Opus IVS, a provider of diagnostics solutions backed by OE master technicians, explains a problem documented for the N12 engine used on 2006 to 2013 second generation Minis, in which the EML warning light shows.
The fault presents with the engine management warning light illuminated and fault code 2968 stored in the digital motor electronics (DME) from the inlet camshaft sensor. This fault can have many possible sensor-related causes. These include a faulty part, an incorrect part being fitted, faulty wiring as well as sensor corrosion or damage. It may also indicate a DME internal fault or an inoperative inlet VANOS unit.
The valve gear on the N12 engine is equipped with variable camshaft timing control for the inlet and exhaust camshafts (also known as double VANOS). Both camshaft sensors record camshaft adjustment, via a sensor wheel fixed to the camshaft.
The camshaft sensor works according to the hall effect. Voltage is supplied to the sensor by the DME with 5 volts and ground. The sensor then returns a digital signal via the signal line back to the DME (Fig.1).
To begin, start by swapping over the inlet camshaft sensor with the exhaust camshaft sensor – they are the exact same part so this is often a very quick task. The fault migrates to the exhaust camshaft then replace the sensor (Fig.2).

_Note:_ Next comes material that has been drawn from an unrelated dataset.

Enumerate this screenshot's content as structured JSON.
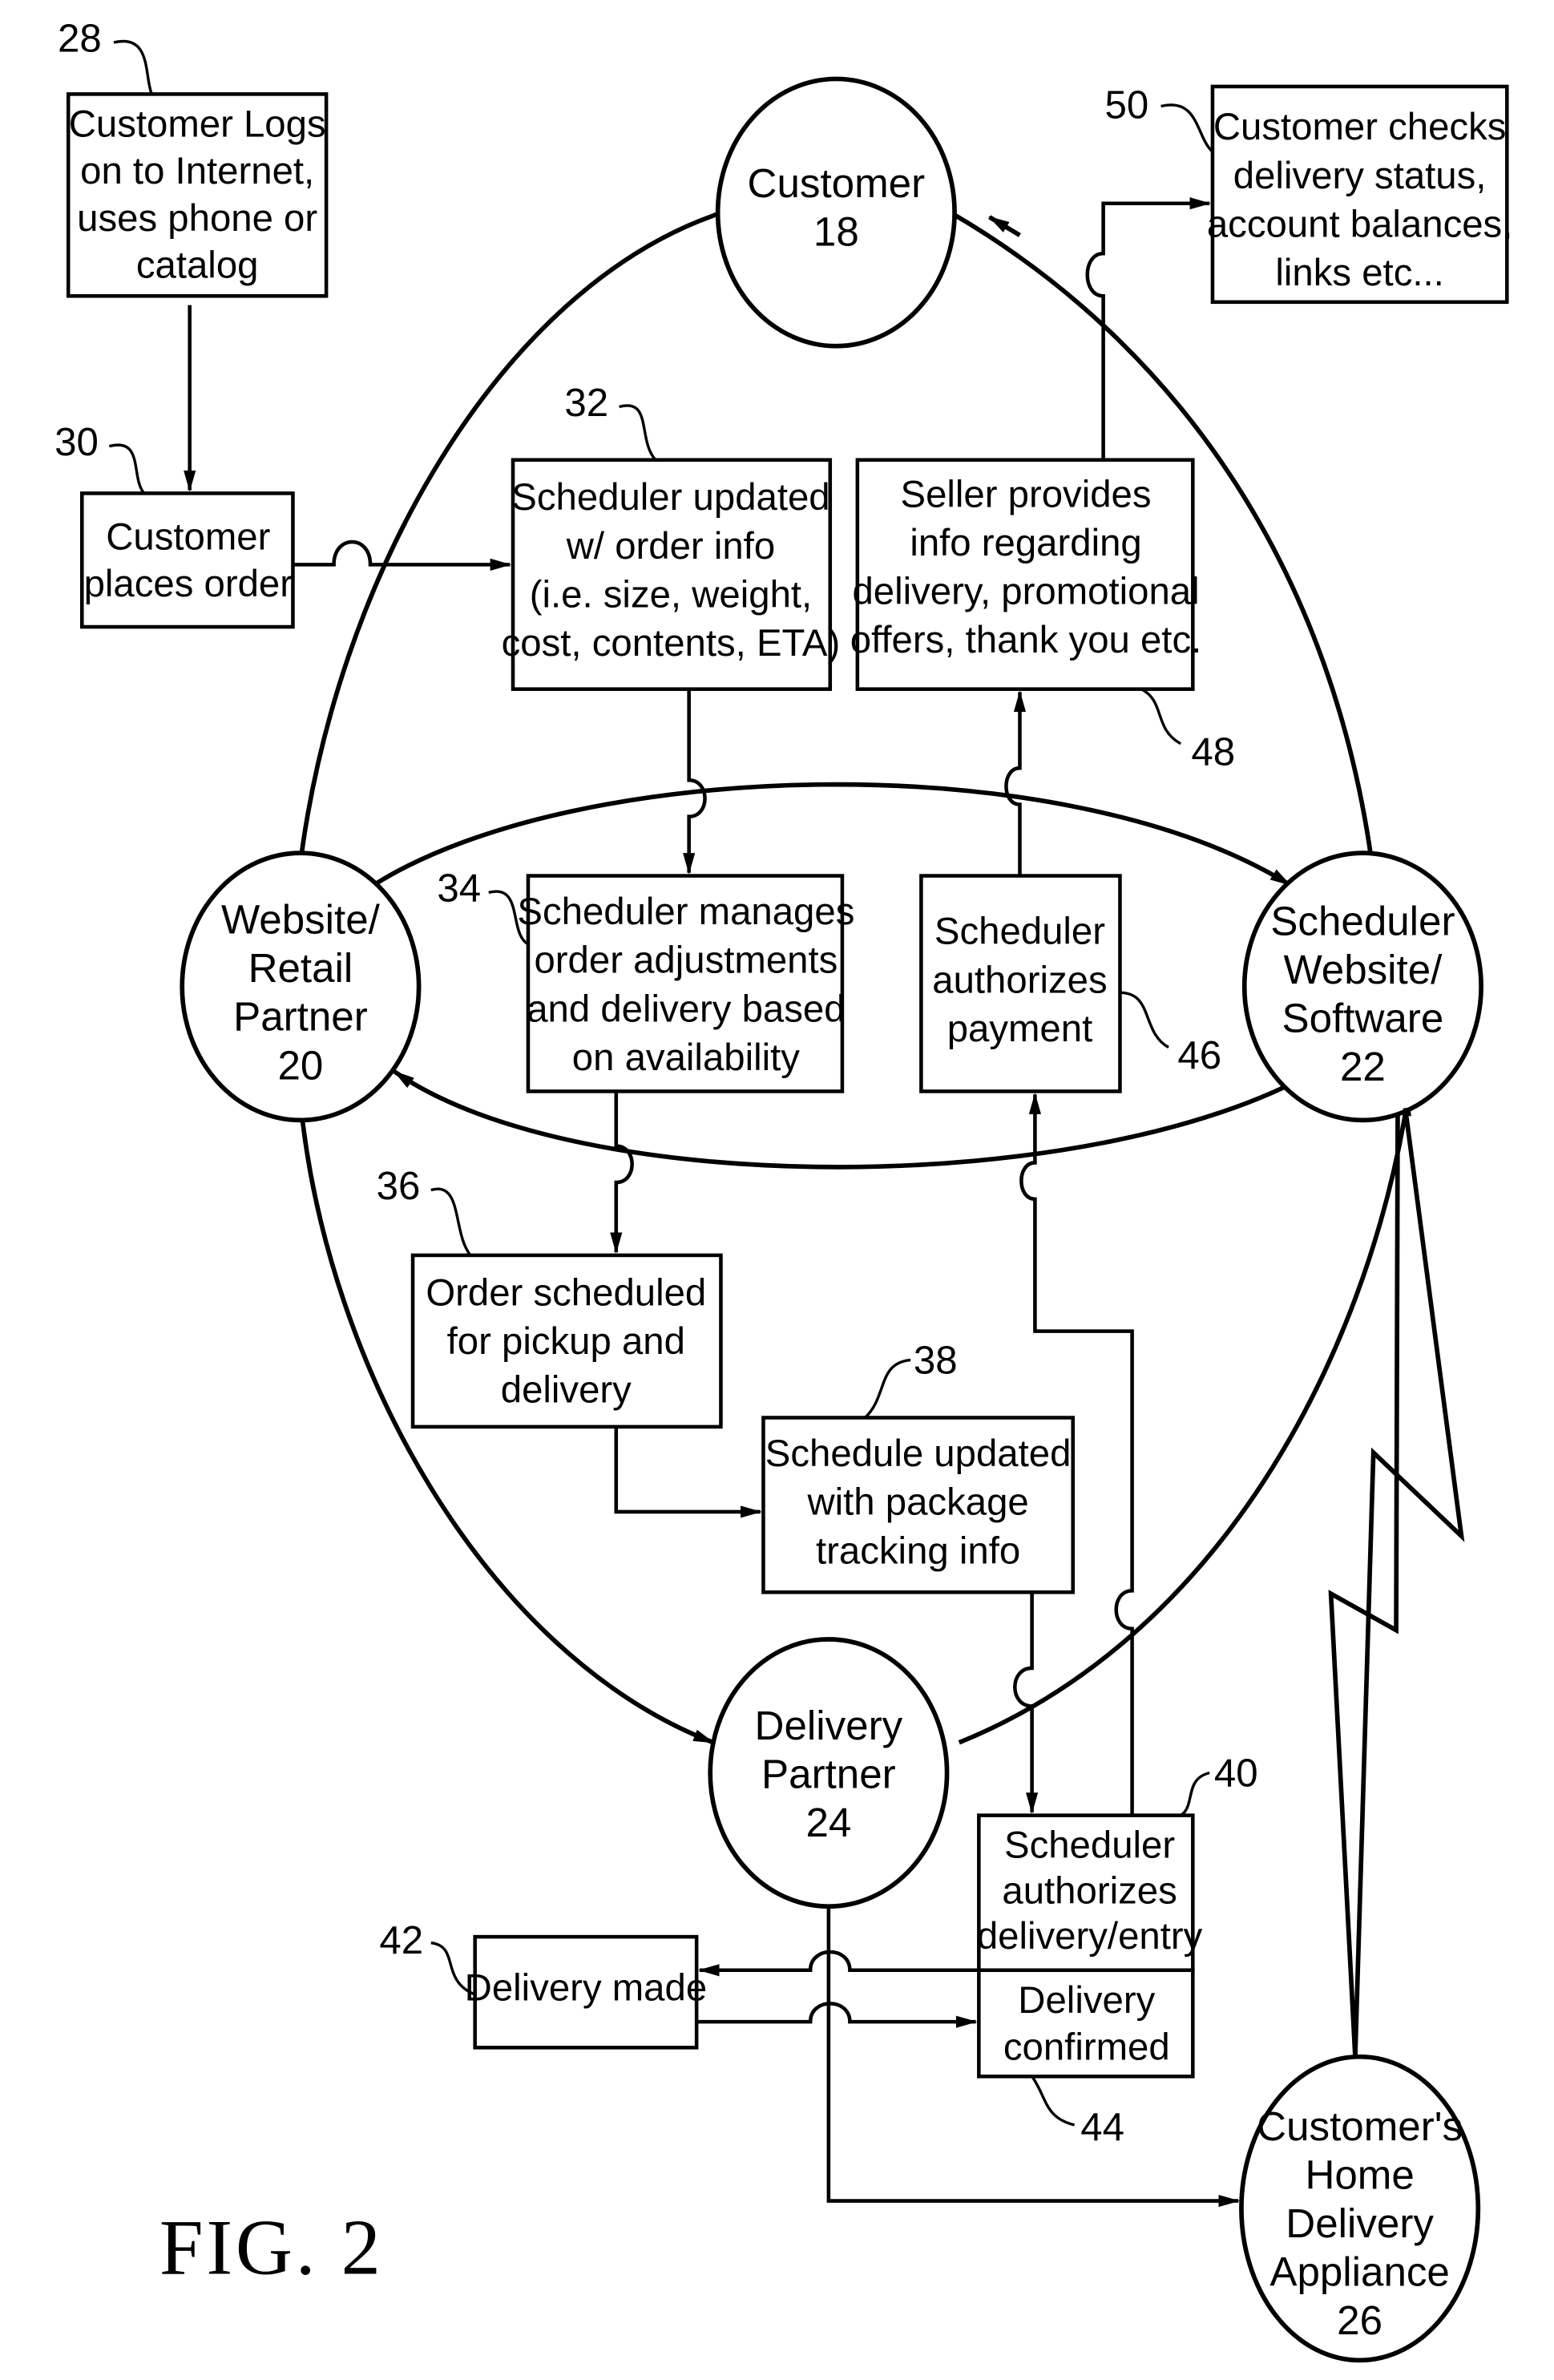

If the fault stays on the inlet camshaft sensor then proceed to check the wiring. You will need a 5 V feed, ground and an intact signal wire between the inlet camshaft sensor and the DME to prove the 5 V supply and earth is being provided by the DME (Fig.3).
Next, check the signal pattern with an oscilloscope. A signal indicates that the sensor is working whilst scoping at the DME end will also check the integrity of the signal line (Fig.4).
The signals in Fig.4 are correct, from a verified N12 running engine. Both the intake and exhaust camshaft sensors should have an identical scope pattern, just at different positions on the screen. The Opus IVS 360 live support team has seen cases where non- OE or used camshafts have been fitted. When doing so, you must make sure the camshaft is an exact match for the part removed.
Fig.5 shows the scope trace from an N12 where an incorrect inlet camshaft was fitted. We can see that with this alternative aftermarket part fitted, the inlet camshaft sensor signal has four phases compared to the image on the known good engine with only three.
By scoping the inlet camshaft sensor and exhaust camshaft sensor, along with the crankshaft sensor, the timing of the engine can be checked non-intrusively too using phase rulers and graph rulers as shown.